[Data to use Boundary: Start]

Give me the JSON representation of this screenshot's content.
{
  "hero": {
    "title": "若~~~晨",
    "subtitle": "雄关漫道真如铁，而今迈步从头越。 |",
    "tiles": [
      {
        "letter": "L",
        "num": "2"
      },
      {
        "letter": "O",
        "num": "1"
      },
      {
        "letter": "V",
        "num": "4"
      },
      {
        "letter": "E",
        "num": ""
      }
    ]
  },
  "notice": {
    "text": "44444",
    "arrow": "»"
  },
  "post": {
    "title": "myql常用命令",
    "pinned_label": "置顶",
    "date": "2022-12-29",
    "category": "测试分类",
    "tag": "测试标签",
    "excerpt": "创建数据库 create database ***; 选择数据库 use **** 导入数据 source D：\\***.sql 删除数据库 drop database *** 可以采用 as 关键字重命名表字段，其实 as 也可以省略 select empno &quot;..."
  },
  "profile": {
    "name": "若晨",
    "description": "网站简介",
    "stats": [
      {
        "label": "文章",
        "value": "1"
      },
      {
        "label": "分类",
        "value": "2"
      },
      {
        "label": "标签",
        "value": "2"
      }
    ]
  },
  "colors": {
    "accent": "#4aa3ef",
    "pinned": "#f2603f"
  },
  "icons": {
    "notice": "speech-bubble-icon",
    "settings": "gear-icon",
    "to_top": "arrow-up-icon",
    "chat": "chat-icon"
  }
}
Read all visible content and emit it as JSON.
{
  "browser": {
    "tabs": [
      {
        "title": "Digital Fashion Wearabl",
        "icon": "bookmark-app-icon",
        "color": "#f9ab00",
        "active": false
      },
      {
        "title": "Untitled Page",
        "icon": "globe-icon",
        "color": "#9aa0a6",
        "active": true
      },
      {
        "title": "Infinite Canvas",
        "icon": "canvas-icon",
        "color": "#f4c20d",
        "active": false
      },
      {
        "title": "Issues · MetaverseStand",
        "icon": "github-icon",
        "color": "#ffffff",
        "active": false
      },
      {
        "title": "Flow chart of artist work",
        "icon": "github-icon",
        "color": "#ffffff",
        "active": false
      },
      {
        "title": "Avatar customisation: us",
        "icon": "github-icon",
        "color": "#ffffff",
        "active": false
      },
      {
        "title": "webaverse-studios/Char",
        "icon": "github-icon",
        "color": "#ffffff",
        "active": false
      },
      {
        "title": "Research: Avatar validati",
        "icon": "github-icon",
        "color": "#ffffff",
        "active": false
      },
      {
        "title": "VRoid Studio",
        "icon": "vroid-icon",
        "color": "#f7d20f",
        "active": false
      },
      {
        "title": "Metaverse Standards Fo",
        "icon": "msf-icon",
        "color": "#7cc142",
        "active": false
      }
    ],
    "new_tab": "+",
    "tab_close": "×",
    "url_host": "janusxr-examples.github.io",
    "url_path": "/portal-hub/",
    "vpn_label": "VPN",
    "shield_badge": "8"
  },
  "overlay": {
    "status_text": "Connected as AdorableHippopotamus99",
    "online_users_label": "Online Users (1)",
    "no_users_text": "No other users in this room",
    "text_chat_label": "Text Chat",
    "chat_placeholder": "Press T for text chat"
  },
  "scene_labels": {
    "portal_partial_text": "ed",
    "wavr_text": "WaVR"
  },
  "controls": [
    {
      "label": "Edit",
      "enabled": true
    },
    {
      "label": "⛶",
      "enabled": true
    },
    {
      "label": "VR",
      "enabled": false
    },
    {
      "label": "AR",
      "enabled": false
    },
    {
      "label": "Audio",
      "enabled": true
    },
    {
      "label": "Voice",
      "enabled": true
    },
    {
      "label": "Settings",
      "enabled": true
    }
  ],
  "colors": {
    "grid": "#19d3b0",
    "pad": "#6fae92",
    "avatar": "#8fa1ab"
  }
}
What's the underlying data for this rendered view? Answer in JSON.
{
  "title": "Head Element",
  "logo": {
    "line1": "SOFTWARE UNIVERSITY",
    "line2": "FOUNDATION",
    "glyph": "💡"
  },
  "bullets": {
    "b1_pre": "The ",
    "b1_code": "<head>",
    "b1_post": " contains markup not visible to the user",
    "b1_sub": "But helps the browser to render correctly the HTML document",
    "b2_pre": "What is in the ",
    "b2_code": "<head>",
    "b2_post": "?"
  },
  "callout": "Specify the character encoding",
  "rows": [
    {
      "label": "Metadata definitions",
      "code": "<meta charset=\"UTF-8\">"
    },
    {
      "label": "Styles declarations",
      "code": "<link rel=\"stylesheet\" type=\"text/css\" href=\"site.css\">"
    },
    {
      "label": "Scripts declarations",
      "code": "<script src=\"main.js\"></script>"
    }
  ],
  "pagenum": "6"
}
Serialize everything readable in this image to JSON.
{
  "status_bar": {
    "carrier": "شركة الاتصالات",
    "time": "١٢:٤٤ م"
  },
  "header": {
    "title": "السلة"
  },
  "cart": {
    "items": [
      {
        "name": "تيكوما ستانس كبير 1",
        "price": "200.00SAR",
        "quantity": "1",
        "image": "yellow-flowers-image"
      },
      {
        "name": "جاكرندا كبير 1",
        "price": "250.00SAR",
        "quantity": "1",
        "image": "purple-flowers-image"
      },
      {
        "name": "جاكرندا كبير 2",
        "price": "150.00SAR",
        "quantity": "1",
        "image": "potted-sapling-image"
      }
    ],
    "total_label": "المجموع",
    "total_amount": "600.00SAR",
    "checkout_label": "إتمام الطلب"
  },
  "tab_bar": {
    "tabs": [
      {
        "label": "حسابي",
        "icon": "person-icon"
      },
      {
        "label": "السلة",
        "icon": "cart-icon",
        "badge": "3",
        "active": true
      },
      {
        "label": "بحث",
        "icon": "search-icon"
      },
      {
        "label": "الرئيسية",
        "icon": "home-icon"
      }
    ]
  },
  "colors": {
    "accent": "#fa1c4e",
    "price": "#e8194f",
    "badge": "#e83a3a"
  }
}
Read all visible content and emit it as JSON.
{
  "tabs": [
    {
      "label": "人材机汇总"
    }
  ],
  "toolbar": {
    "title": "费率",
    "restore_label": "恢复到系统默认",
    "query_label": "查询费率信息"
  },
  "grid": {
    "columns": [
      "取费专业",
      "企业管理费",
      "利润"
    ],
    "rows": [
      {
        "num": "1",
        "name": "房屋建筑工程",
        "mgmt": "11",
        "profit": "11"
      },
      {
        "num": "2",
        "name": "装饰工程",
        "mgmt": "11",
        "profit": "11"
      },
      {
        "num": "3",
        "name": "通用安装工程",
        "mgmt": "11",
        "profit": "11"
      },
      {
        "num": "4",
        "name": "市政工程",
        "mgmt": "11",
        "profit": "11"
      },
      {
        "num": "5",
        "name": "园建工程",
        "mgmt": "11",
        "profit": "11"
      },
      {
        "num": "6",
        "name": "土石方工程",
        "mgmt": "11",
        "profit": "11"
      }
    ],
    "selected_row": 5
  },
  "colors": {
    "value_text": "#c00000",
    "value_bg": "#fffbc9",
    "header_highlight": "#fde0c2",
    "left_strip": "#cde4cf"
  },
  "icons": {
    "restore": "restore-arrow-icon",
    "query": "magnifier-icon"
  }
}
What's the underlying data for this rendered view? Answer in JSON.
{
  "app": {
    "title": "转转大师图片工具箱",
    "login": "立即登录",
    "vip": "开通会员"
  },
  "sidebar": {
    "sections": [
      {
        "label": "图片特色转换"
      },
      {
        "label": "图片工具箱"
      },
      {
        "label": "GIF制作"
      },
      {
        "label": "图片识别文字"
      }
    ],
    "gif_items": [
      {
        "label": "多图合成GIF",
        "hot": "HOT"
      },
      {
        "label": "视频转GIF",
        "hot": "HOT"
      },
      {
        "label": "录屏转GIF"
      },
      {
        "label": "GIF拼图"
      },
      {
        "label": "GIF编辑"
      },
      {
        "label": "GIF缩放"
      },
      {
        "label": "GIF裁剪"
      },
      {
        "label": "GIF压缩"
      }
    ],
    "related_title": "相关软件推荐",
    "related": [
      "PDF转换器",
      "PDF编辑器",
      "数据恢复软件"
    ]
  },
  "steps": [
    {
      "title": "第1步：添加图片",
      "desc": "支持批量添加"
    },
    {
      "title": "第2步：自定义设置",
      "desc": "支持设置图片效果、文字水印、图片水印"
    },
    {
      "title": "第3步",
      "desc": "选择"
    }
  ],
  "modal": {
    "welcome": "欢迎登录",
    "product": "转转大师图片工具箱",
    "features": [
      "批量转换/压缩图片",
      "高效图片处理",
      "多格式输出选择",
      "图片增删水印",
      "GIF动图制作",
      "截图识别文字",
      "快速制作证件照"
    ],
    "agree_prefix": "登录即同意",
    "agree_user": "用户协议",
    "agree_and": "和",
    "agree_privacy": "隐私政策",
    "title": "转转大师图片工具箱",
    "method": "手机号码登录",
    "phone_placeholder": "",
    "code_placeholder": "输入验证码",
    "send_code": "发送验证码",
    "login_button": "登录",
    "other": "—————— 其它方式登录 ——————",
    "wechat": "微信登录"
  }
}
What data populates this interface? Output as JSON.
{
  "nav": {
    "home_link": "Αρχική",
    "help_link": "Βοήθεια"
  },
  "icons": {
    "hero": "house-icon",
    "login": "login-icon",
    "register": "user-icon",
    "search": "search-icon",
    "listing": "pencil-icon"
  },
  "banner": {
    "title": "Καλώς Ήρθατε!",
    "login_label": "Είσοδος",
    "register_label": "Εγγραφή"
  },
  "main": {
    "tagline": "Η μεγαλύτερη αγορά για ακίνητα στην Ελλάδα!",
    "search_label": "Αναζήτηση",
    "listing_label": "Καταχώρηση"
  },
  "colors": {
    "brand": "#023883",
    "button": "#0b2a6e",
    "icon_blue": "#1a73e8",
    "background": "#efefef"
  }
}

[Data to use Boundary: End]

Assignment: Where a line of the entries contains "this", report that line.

Expected answer:
Give me the JSON representation of this screenshot's content.
    "no_users_text": "No other users in this room",
What's the underlying data for this rendered view? Answer in JSON.
Serialize everything readable in this image to JSON.
What's the underlying data for this rendered view? Answer in JSON.
What data populates this interface? Output as JSON.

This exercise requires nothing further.